▶ **Instructions to follow**: Within the records, which lines hold the string "Источник"? Report each one by copying it.

Segment Start: Data to examine

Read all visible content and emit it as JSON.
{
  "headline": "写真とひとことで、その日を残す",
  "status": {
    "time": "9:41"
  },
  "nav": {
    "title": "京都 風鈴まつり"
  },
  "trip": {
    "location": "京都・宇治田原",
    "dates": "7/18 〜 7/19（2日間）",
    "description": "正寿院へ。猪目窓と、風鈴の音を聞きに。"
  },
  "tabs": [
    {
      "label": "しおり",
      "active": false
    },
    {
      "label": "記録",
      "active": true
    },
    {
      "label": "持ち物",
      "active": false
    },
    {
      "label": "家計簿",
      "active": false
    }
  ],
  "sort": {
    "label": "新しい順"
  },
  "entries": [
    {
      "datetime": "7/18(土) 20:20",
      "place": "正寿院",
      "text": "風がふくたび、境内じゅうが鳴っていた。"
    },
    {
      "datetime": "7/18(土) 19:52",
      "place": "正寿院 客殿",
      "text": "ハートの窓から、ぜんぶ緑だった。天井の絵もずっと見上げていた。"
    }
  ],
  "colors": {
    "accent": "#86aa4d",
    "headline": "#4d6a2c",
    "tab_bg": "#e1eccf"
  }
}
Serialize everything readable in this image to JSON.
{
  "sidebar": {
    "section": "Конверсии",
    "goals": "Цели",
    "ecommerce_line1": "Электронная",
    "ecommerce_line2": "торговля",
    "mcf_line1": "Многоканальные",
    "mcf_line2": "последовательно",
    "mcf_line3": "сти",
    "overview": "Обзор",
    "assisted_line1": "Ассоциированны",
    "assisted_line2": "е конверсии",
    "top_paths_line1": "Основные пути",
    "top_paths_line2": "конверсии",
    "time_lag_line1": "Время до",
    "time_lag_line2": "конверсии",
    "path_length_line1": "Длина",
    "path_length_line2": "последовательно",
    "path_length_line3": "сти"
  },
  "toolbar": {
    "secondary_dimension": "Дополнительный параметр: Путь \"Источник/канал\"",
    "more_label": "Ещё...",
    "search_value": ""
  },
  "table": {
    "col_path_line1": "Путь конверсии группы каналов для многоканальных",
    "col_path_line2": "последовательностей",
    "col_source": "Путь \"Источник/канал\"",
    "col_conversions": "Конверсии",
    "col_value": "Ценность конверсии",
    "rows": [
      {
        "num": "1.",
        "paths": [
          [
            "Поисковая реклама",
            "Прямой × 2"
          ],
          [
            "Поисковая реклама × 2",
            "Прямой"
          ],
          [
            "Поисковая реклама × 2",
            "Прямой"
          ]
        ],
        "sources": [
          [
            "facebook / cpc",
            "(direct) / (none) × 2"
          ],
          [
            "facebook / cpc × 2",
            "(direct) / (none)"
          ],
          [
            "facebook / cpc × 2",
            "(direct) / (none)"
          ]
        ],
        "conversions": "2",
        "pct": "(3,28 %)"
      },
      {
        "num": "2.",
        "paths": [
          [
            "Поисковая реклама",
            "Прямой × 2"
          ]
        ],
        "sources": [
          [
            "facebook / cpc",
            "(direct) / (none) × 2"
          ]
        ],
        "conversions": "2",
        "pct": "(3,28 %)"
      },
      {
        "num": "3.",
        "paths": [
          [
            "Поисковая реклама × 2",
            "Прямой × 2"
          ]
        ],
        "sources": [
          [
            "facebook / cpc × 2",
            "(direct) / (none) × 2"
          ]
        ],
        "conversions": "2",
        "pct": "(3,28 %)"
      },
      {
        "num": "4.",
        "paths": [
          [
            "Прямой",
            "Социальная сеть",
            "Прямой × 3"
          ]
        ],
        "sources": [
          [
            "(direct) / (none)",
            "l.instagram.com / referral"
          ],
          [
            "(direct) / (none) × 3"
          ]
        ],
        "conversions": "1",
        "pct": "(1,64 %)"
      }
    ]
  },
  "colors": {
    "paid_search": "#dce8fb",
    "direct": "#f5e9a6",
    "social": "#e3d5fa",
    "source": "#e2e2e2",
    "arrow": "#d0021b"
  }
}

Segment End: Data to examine

▶ **Answer section**:
    "secondary_dimension": "Дополнительный параметр: Путь \"Источник/канал\"",
    "col_source": "Путь \"Источник/канал\"",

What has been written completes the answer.